NFL Players Salute Ferguson–Cops’ Turn To Protest

Good For Them

It’s encouraging to see athletes stand up, show leadership, and express connection to the communities that support them.  I take exception to the old “I’m not a role model” stance of celebrities, particularly athletes, as expressed by Charles Barkley so many years ago.  When these performers accept millions upon millions of dollars to play games or, in the case of actors, play make believe, they do so knowing full well that the spotlight follows–and they should accept that with the spotlight comes a tacit responsibility to conduct themselves in a manner befitting the adulation and compensation they receive.

http://thefreethoughtproject.com/rams-players-bold-political-statement-entering-field-hands-up-dont-shoot-pose/
don't shoot

So, its “Us Against Them”…

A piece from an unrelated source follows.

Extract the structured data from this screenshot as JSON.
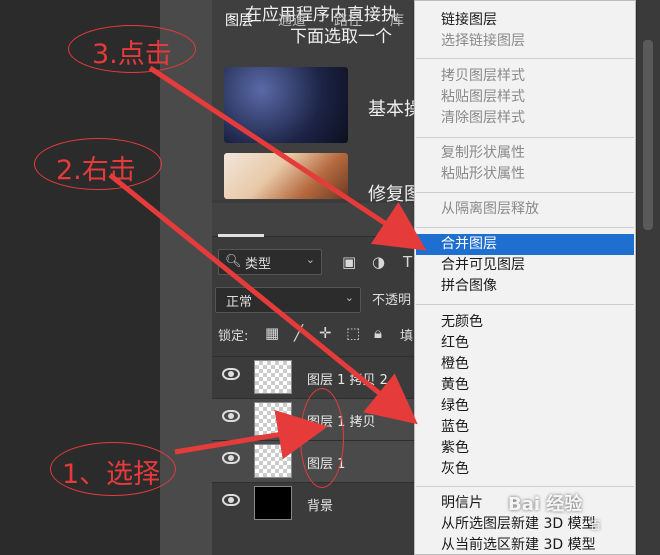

And, once again, some Police demonstrate the how and  why our nation continues to have these incidents of conflict, escalation, and and brutality with an overt “how dare they” response to public criticism and opinions contrary to their own.  The best thing the police could have done, in this instance, is to sit back quietly rather than respond aggressively to what they saw as an affrontry, but what most people regarded as a demonstration of solidarity.  Notably, the SLPOA spokesperson, Jeff Roorda, is a former police officer who was dismissed after twice being charged with falsifying reports–he appealed, but lost.

The St. Louis Police Officers Association called for the players involved to be disciplined and for the Rams and the NFL to deliver a “very public apology,” its statement read in part.

“I know that there are those that will say that these players are simply exercising their First Amendment rights,” SLPOA business manager Jeff Roorda said in the statement. “Well, I’ve got news for people who think that way: Cops have First Amendment rights too, and we plan to exercise ours. I’d remind the NFL and their players that it is not the violent thugs burning down buildings that buy their advertiser’s products. It’s cops and the good people of St. Louis and other NFL towns that do. Somebody needs to throw a flag on this play. If it’s not the NFL and the Rams, then it’ll be cops and their supporters.”